### WHAT YOU ARE ASKED TO DO:
Find each line in the records below that contains the word "data", and copy it out.
━━ SUPPLIED INFORMATION
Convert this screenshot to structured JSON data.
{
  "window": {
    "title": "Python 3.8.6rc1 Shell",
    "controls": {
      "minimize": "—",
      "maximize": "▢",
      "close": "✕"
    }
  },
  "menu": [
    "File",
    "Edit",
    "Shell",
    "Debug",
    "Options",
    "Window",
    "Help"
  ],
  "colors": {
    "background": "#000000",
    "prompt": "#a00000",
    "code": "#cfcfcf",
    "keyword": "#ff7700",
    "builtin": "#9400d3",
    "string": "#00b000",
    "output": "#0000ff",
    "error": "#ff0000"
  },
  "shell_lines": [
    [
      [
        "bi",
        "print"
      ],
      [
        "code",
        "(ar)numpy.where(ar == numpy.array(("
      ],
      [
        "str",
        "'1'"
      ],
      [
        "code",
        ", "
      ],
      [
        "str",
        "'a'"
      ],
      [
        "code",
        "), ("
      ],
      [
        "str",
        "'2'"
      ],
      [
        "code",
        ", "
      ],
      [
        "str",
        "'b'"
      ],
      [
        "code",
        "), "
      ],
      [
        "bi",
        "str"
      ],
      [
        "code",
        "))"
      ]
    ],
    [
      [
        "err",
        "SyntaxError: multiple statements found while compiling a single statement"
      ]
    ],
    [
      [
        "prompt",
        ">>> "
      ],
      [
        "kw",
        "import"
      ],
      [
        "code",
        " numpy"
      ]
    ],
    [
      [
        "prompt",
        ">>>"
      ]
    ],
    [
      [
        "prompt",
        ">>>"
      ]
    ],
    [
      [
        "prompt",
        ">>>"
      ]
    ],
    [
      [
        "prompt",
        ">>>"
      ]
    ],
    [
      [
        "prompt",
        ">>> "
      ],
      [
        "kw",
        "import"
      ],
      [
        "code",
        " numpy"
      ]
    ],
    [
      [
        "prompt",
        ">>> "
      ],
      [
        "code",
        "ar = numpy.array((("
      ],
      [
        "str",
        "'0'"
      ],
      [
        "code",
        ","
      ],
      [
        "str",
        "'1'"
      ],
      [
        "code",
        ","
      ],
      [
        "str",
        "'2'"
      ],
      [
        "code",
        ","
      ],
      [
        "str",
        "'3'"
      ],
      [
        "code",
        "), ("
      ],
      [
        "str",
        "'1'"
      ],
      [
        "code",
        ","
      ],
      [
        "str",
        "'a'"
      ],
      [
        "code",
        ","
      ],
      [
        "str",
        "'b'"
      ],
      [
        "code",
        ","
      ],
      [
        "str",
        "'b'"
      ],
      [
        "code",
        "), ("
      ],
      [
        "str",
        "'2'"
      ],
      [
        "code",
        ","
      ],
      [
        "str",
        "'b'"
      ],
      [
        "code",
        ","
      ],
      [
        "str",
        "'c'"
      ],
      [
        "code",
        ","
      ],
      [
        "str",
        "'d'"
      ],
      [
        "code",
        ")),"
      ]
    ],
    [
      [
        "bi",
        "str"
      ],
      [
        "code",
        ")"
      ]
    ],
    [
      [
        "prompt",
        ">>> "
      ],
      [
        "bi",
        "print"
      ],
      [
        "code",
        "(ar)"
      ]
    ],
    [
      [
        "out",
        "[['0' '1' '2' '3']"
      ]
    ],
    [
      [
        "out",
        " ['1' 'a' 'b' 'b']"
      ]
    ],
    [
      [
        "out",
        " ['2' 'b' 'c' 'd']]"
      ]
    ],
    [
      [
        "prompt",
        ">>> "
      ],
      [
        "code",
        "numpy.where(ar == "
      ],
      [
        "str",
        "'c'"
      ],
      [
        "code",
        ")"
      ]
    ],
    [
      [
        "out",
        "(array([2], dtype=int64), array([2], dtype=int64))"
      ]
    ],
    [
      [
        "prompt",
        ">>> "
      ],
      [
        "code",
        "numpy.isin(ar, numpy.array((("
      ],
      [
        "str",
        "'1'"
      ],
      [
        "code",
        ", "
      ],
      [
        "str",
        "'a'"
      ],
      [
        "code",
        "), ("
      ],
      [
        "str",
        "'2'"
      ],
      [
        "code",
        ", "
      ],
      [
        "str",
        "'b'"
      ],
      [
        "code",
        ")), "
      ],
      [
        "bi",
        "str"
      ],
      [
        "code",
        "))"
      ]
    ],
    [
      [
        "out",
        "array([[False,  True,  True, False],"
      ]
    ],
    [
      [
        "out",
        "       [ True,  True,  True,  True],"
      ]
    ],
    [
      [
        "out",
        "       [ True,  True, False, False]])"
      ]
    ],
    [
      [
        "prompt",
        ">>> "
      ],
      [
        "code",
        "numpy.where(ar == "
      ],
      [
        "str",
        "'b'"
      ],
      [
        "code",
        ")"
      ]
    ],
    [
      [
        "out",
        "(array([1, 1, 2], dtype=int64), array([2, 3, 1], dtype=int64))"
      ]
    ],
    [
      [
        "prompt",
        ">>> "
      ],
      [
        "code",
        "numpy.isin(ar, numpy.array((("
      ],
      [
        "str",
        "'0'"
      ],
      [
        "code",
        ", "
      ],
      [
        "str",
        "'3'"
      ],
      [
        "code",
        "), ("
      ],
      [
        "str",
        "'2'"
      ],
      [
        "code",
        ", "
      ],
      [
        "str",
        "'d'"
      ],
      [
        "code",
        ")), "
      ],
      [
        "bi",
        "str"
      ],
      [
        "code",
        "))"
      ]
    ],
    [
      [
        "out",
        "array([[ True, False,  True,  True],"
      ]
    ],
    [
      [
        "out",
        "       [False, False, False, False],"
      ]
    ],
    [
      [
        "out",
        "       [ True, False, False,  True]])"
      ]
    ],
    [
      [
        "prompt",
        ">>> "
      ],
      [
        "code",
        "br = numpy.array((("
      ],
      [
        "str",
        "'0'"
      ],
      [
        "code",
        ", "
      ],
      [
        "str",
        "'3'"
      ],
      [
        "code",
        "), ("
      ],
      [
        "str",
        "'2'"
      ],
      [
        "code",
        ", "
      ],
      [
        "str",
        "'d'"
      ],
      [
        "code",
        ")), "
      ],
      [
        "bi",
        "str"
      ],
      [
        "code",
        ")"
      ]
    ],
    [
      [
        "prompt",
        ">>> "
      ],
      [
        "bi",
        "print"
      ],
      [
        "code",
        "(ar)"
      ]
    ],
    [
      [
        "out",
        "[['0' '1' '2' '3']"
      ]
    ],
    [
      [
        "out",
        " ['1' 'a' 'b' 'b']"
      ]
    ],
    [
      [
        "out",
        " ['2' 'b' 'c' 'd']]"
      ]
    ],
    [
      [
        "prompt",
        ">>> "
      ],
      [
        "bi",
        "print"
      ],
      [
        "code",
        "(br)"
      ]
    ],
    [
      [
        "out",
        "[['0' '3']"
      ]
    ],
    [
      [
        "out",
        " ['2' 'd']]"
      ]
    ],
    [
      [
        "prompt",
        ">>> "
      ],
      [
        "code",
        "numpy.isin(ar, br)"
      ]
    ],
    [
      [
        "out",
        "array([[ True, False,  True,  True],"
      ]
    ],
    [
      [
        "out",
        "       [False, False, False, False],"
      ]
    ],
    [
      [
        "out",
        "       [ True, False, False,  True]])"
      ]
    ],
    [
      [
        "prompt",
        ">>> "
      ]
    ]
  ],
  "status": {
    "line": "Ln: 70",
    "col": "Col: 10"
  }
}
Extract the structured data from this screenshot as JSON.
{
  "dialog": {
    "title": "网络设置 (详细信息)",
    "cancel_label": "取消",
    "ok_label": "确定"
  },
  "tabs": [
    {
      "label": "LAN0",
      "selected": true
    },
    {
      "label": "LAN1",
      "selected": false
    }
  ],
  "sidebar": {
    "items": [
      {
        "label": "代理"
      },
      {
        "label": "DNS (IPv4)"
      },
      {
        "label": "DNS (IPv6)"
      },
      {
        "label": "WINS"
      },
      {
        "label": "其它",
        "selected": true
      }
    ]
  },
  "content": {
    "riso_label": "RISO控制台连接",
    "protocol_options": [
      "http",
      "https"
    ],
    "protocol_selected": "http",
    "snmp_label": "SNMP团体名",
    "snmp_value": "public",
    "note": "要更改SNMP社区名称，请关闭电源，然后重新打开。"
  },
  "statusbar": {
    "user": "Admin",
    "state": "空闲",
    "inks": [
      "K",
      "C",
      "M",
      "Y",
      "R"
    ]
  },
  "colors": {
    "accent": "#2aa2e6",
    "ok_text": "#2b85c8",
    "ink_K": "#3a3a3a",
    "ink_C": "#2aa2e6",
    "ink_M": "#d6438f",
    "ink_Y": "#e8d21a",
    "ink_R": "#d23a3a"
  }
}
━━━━
### FINISHED EXERCISE:
Convert this screenshot to structured JSON data.
Extract the structured data from this screenshot as JSON.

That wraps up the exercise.